The Stephen Sondheim Theatre opened on April 1, 1918 as Henry Miller’s Theatre after the London-born actor and producer.
Henry Miller inaugurated his namesake playhouse with Louis Evan Shipman’s romantic comedy The Fountain of Youth starring himself.
Designed by Architects Allen, Ingalls, and Hoffman, the 950-seat theatre was made after to feel like a cozy, intimate venue for audiences.
Stephen Sondheim Theatre lobby
Early in its history, the theatre showcased the work of legends such as Noel Coward, Leslie Howard, Helen Hayes, and Ruth Chatterton.
One of Broadway’s all-time greatest talents marked a milestone at Henry Miller’s Theatre: composer George Gershwin wrote his first complete score to a musical, La, La, Lucille, which opened in 1919.
In addition, the theatre premiered many iconic plays including Thornton Wilder’s Our Town and R.C. Sherriff’s Journey’s End.
In 1968, the Nederlanders sold the theatre to developer Seymour Durst. As Durst set out to purchase and rebuild an entire city block, the theatre played movies and became a discotheque in the 1970s.
In 1998, the theatre was renovated by the Roundabout Theatre Company and re-opened with an acclaimed Broadway revival of Cabaret.

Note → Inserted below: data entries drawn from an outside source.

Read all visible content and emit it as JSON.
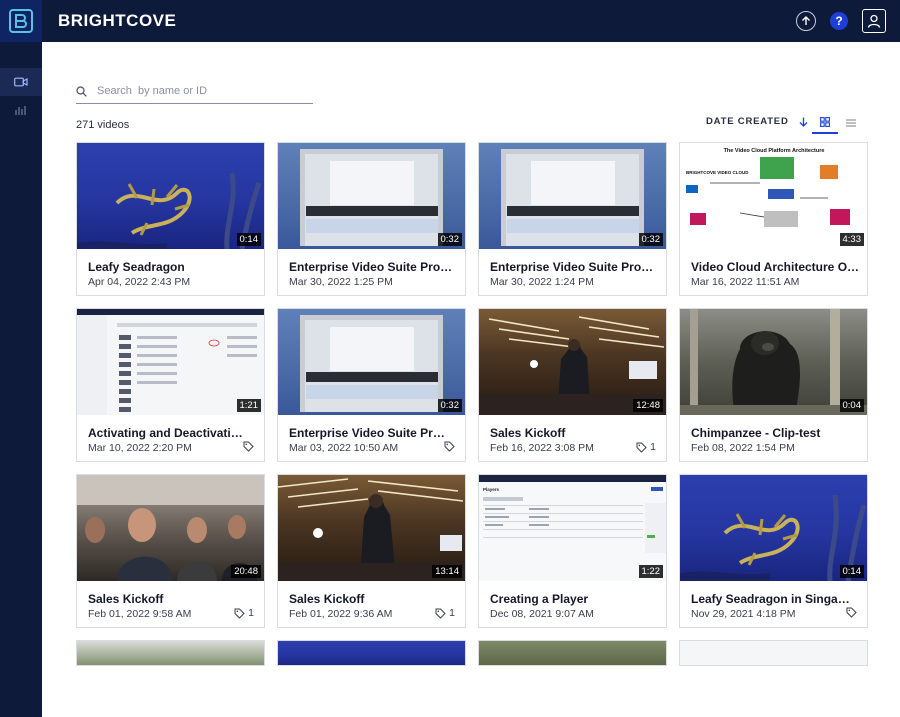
{
  "app": {
    "brand": "BRIGHTCOVE"
  },
  "header": {
    "help_label": "?"
  },
  "search": {
    "placeholder": "Search  by name or ID"
  },
  "video_count": "271 videos",
  "sort": {
    "label": "DATE CREATED"
  },
  "videos": [
    {
      "title": "Leafy Seadragon",
      "date": "Apr 04, 2022 2:43 PM",
      "duration": "0:14",
      "tag_count": ""
    },
    {
      "title": "Enterprise Video Suite Prom...",
      "date": "Mar 30, 2022 1:25 PM",
      "duration": "0:32",
      "tag_count": ""
    },
    {
      "title": "Enterprise Video Suite Prom...",
      "date": "Mar 30, 2022 1:24 PM",
      "duration": "0:32",
      "tag_count": ""
    },
    {
      "title": "Video Cloud Architecture Ov...",
      "date": "Mar 16, 2022 11:51 AM",
      "duration": "4:33",
      "tag_count": ""
    },
    {
      "title": "Activating and Deactivating ...",
      "date": "Mar 10, 2022 2:20 PM",
      "duration": "1:21",
      "tag_count": ""
    },
    {
      "title": "Enterprise Video Suite Prom...",
      "date": "Mar 03, 2022 10:50 AM",
      "duration": "0:32",
      "tag_count": ""
    },
    {
      "title": "Sales Kickoff",
      "date": "Feb 16, 2022 3:08 PM",
      "duration": "12:48",
      "tag_count": "1"
    },
    {
      "title": "Chimpanzee - Clip-test",
      "date": "Feb 08, 2022 1:54 PM",
      "duration": "0:04",
      "tag_count": ""
    },
    {
      "title": "Sales Kickoff",
      "date": "Feb 01, 2022 9:58 AM",
      "duration": "20:48",
      "tag_count": "1"
    },
    {
      "title": "Sales Kickoff",
      "date": "Feb 01, 2022 9:36 AM",
      "duration": "13:14",
      "tag_count": "1"
    },
    {
      "title": "Creating a Player",
      "date": "Dec 08, 2021 9:07 AM",
      "duration": "1:22",
      "tag_count": ""
    },
    {
      "title": "Leafy Seadragon in Singapore",
      "date": "Nov 29, 2021 4:18 PM",
      "duration": "0:14",
      "tag_count": ""
    }
  ],
  "thumb_text": {
    "arch_title": "The Video Cloud Platform Architecture",
    "arch_brand": "BRIGHTCOVE VIDEO CLOUD",
    "player_title": "Players"
  },
  "colors": {
    "nav_bg": "#0e1a3a",
    "accent": "#1d3fd6"
  }
}
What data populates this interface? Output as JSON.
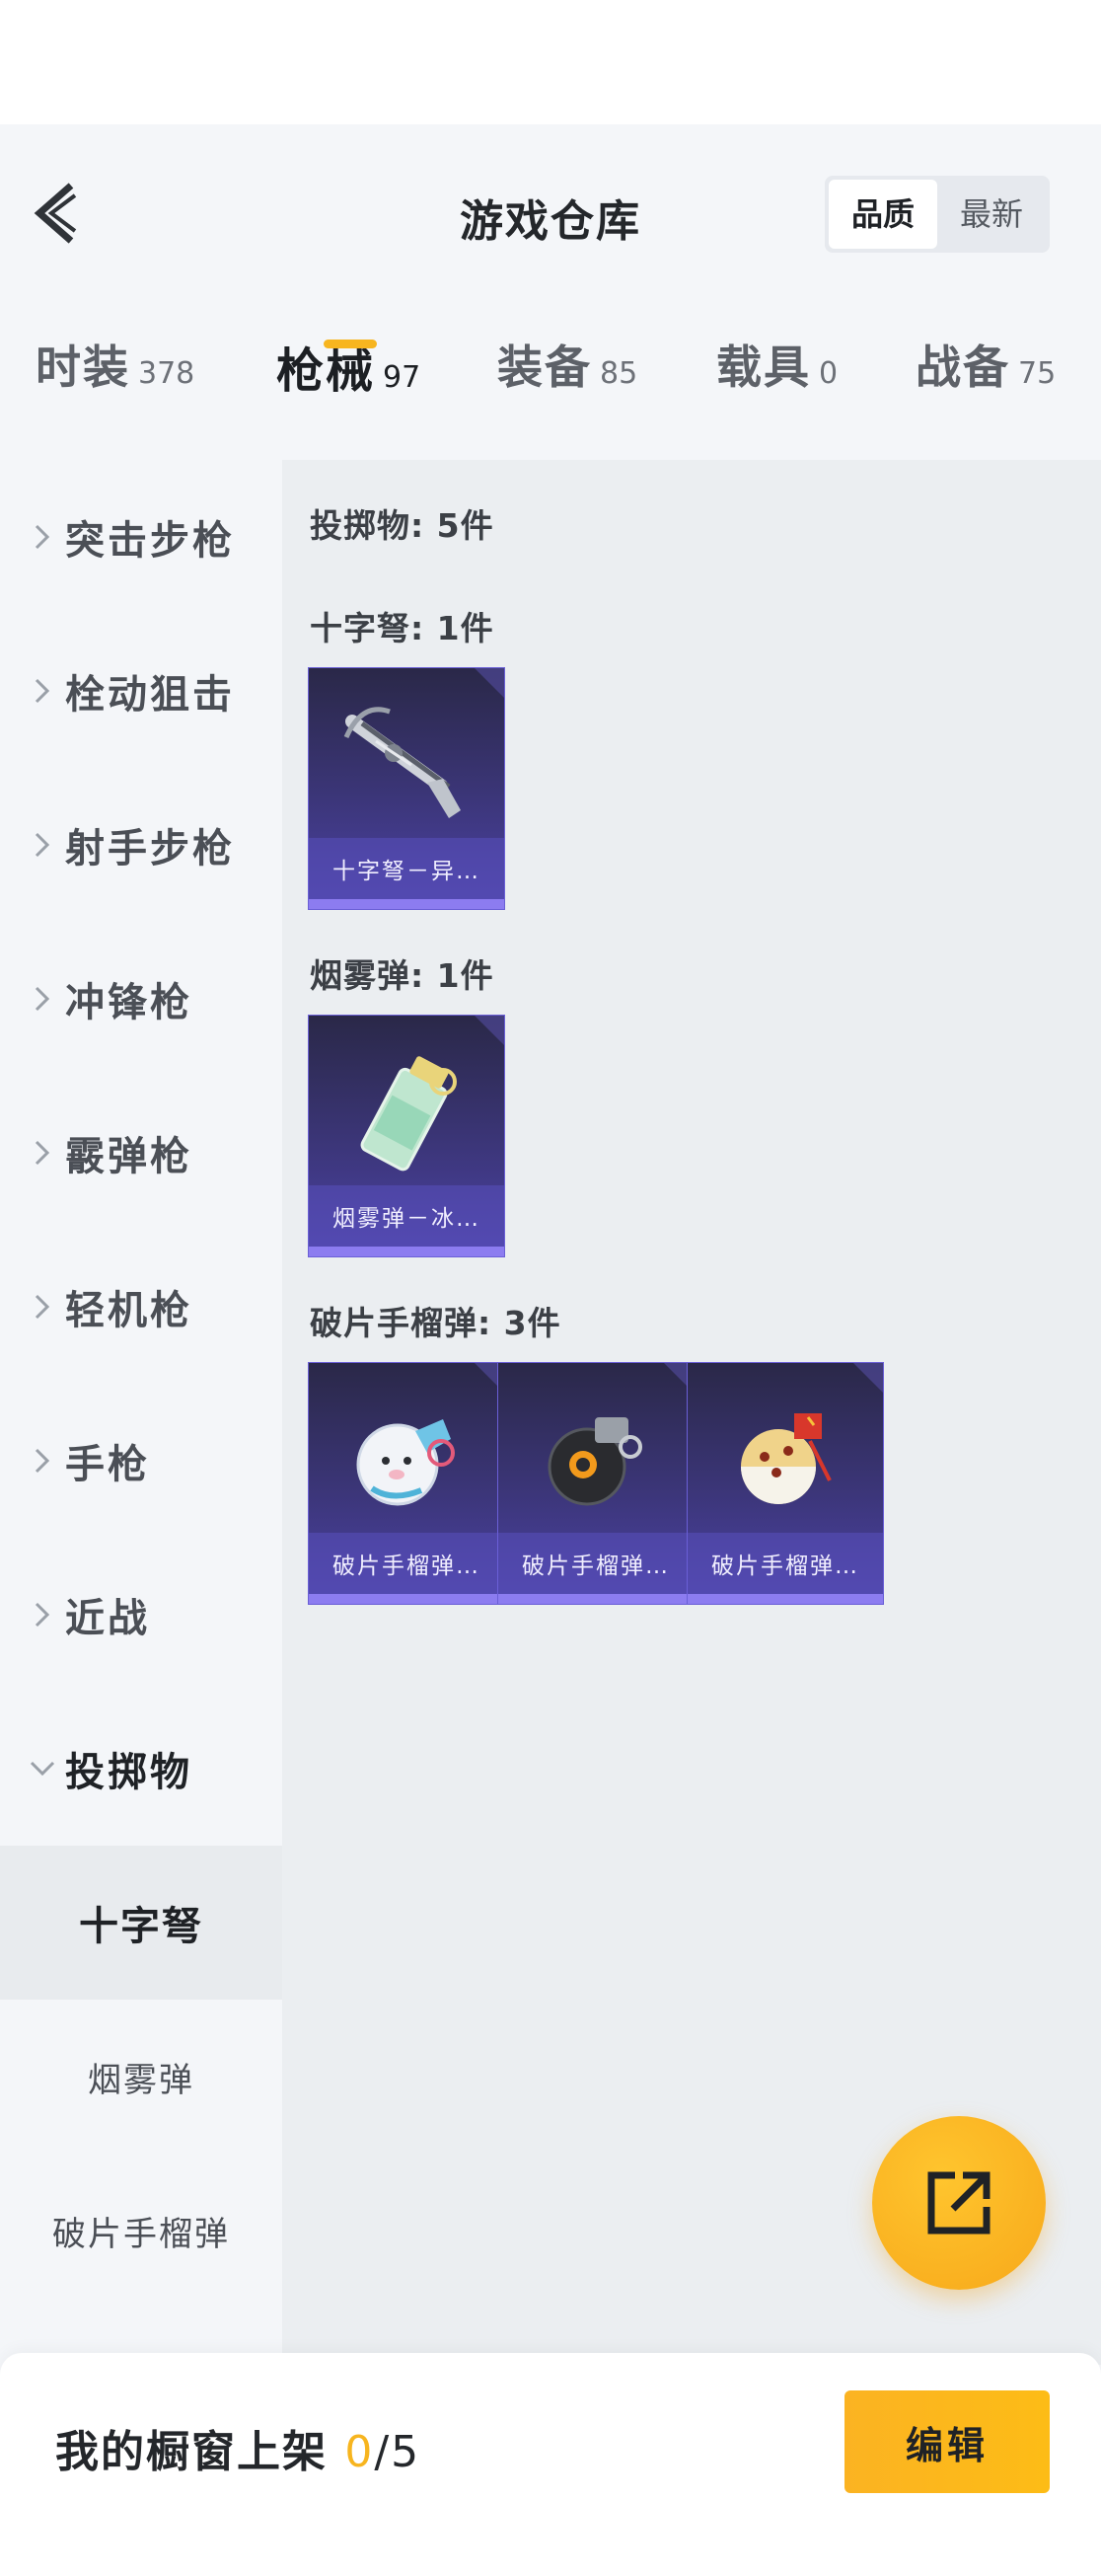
{
  "header": {
    "title": "游戏仓库",
    "back_icon": "chevron-left-icon",
    "sort_options": [
      {
        "label": "品质",
        "active": true
      },
      {
        "label": "最新",
        "active": false
      }
    ]
  },
  "tabs": [
    {
      "label": "时装",
      "count": "378",
      "active": false
    },
    {
      "label": "枪械",
      "count": "97",
      "active": true
    },
    {
      "label": "装备",
      "count": "85",
      "active": false
    },
    {
      "label": "载具",
      "count": "0",
      "active": false
    },
    {
      "label": "战备",
      "count": "75",
      "active": false
    }
  ],
  "sidebar": {
    "items": [
      {
        "label": "突击步枪",
        "expanded": false
      },
      {
        "label": "栓动狙击",
        "expanded": false
      },
      {
        "label": "射手步枪",
        "expanded": false
      },
      {
        "label": "冲锋枪",
        "expanded": false
      },
      {
        "label": "霰弹枪",
        "expanded": false
      },
      {
        "label": "轻机枪",
        "expanded": false
      },
      {
        "label": "手枪",
        "expanded": false
      },
      {
        "label": "近战",
        "expanded": false
      },
      {
        "label": "投掷物",
        "expanded": true
      }
    ],
    "sub_items": [
      {
        "label": "十字弩",
        "active": true
      },
      {
        "label": "烟雾弹",
        "active": false
      },
      {
        "label": "破片手榴弹",
        "active": false
      }
    ]
  },
  "content": {
    "summary": "投掷物: 5件",
    "sections": [
      {
        "title": "十字弩: 1件",
        "items": [
          {
            "name": "十字弩－异…",
            "icon": "crossbow-icon"
          }
        ]
      },
      {
        "title": "烟雾弹: 1件",
        "items": [
          {
            "name": "烟雾弹－冰…",
            "icon": "smoke-grenade-icon"
          }
        ]
      },
      {
        "title": "破片手榴弹: 3件",
        "items": [
          {
            "name": "破片手榴弹…",
            "icon": "grenade-seal-icon"
          },
          {
            "name": "破片手榴弹…",
            "icon": "grenade-black-icon"
          },
          {
            "name": "破片手榴弹…",
            "icon": "grenade-gold-icon"
          }
        ]
      }
    ]
  },
  "fab": {
    "icon": "share-external-icon"
  },
  "bottom": {
    "showcase_label": "我的橱窗上架",
    "showcase_current": "0",
    "showcase_sep": "/",
    "showcase_max": "5",
    "edit_label": "编辑"
  },
  "colors": {
    "accent": "#F7B51F",
    "card_bg": "#3C367A",
    "card_border": "#8C7CF0"
  }
}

In 2004, the Durst Organization and Bank of America demolished the building, leaving only the building’s original façade, in order to create a new state of the art “green” theatre, designed to minimize its energy use and contribution to environmental pollution.